If desired, the vacuum at the end of the cooling and centrifuging stages may be broken with nitrogen or other preserving gas; or the particles may be canned by a vacuum canning machine without permitting air to enter the pores.
The rate at which the progression of particles moves through the process depends upon thickness of the particles. Thus thin slices of about 1.6 mm., of apple or pineapple, can be put through the foregoing dehydrating process in less than sixty minutes, but thicker particles of 10 or 12 mm. thickness require two hours or more to be reduced to the final range of about 6% to 2% moisture content.
The drawing of vacuum, except for the operation of removing air from the primary condenser, where a small mechanical vacuum pump can be used, resolves into providing means for compressing and condensing the gases that arise over the various stations in our process. These gases are predominantly water vapor; they contain traces of leaked air plus metabolic gases of the biological substances being dehydrated. The major proportion of the water vapor evolved comes from the initial stage or stations, and it is generated at a pressure that makes possible the direct condensation of this vapor in a condenser such as a surface condenser or jet condenser which is cooled by water at a temperature approximating the wet-bulb temperature of ambient atmosphere.

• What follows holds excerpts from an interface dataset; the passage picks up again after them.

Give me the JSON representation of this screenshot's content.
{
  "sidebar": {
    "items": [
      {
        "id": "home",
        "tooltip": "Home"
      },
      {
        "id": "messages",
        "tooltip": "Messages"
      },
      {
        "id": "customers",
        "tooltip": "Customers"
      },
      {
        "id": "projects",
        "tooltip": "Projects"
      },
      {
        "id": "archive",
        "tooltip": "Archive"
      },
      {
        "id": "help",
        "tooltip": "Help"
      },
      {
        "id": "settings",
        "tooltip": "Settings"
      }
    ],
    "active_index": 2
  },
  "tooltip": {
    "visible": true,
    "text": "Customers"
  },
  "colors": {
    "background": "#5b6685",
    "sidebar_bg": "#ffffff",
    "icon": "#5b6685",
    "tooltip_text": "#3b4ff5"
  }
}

The minor portions of water vapor at pressures of about 3-10 torr can be condensed on cryogenic condensing coils that are cooled by a refrigerant, and the major portion of water vapor can bypass the refrigerated coils and be directly condensed in the primary condenser.

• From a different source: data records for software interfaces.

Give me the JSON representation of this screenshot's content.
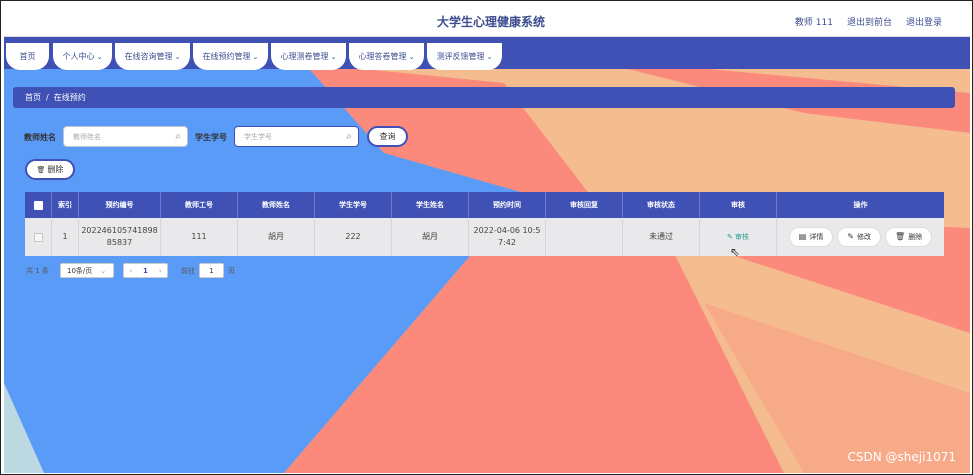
{
  "header": {
    "title": "大学生心理健康系统",
    "user": "教师 111",
    "back_label": "退出到前台",
    "logout_label": "退出登录"
  },
  "nav": {
    "items": [
      {
        "label": "首页",
        "has_dropdown": false
      },
      {
        "label": "个人中心",
        "has_dropdown": true
      },
      {
        "label": "在线咨询管理",
        "has_dropdown": true
      },
      {
        "label": "在线预约管理",
        "has_dropdown": true
      },
      {
        "label": "心理测卷管理",
        "has_dropdown": true
      },
      {
        "label": "心理答卷管理",
        "has_dropdown": true
      },
      {
        "label": "测评反馈管理",
        "has_dropdown": true
      }
    ],
    "chevron": "⌄"
  },
  "breadcrumb": {
    "home": "首页",
    "separator": "/",
    "current": "在线预约"
  },
  "search": {
    "teacher_label": "教师姓名",
    "teacher_placeholder": "教师姓名",
    "student_label": "学生学号",
    "student_placeholder": "学生学号",
    "query_label": "查询",
    "search_icon": "⌕"
  },
  "toolbar": {
    "delete_label": "删除",
    "delete_icon": "🗑"
  },
  "table": {
    "headers": [
      "索引",
      "预约编号",
      "教师工号",
      "教师姓名",
      "学生学号",
      "学生姓名",
      "预约时间",
      "审核回复",
      "审核状态",
      "审核",
      "操作"
    ],
    "rows": [
      {
        "index": "1",
        "booking_no_1": "202246105741898",
        "booking_no_2": "85837",
        "teacher_id": "111",
        "teacher_name": "胡月",
        "student_id": "222",
        "student_name": "胡月",
        "time_1": "2022-04-06 10:5",
        "time_2": "7:42",
        "reply": "",
        "status": "未通过",
        "audit_label": "审核",
        "detail_label": "详情",
        "edit_label": "修改",
        "delete_label": "删除"
      }
    ]
  },
  "pagination": {
    "total": "共 1 条",
    "page_size": "10条/页",
    "prev": "‹",
    "current_page": "1",
    "next": "›",
    "goto_label": "前往",
    "goto_value": "1",
    "page_unit": "页"
  },
  "watermark": "CSDN @sheji1071",
  "colors": {
    "primary": "#3f51b5",
    "bg_blue": "#5b9bf8",
    "bg_peach": "#f5bc90",
    "bg_coral": "#fb8a7c",
    "bg_lightblue": "#bcd9e2",
    "audit_green": "#2a9d8f"
  }
}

We prefer to compress the minor proportion of the vapor which comes off the food particles in the last stage of dehydration to the pressure at which it is readily condensed in the primary condenser. Thus a single steam jet or a series of steam jets, or a mechanical rotary compressor will compress the large volume of low-pressure water vapor of the last dehydration stage from the range 3-9 torr to the range 10-60 torr. In this pressure range the vapors can be condensed to liquid and removed by the primary condenser, which may be a cascade condenser fed by water that has been cooled in a water-cooling tower to the temperature range of approximately 1°-40° C.
Heat that has been collected from special sources, is supplied to the dehydrator by means of the purified heat-transfer liquid, which enters the various stages through automatic valves which cause the hot liquid to be sprayed on the food particles.
In order to physically carry out the foregoing thermodynamic operations, special physical apparatus is required, as noted in the foregoing description.
Alternative forms and variations of the process and of the apparatus are given by way of example and illustration that show suitable means for applying our invention in specific instances. However, it is understood that our invention is not confined to the instances given thereby but may be applied broadly, as will become apparent to persons skilled in the art, and it is limited only as defined in the appended claims.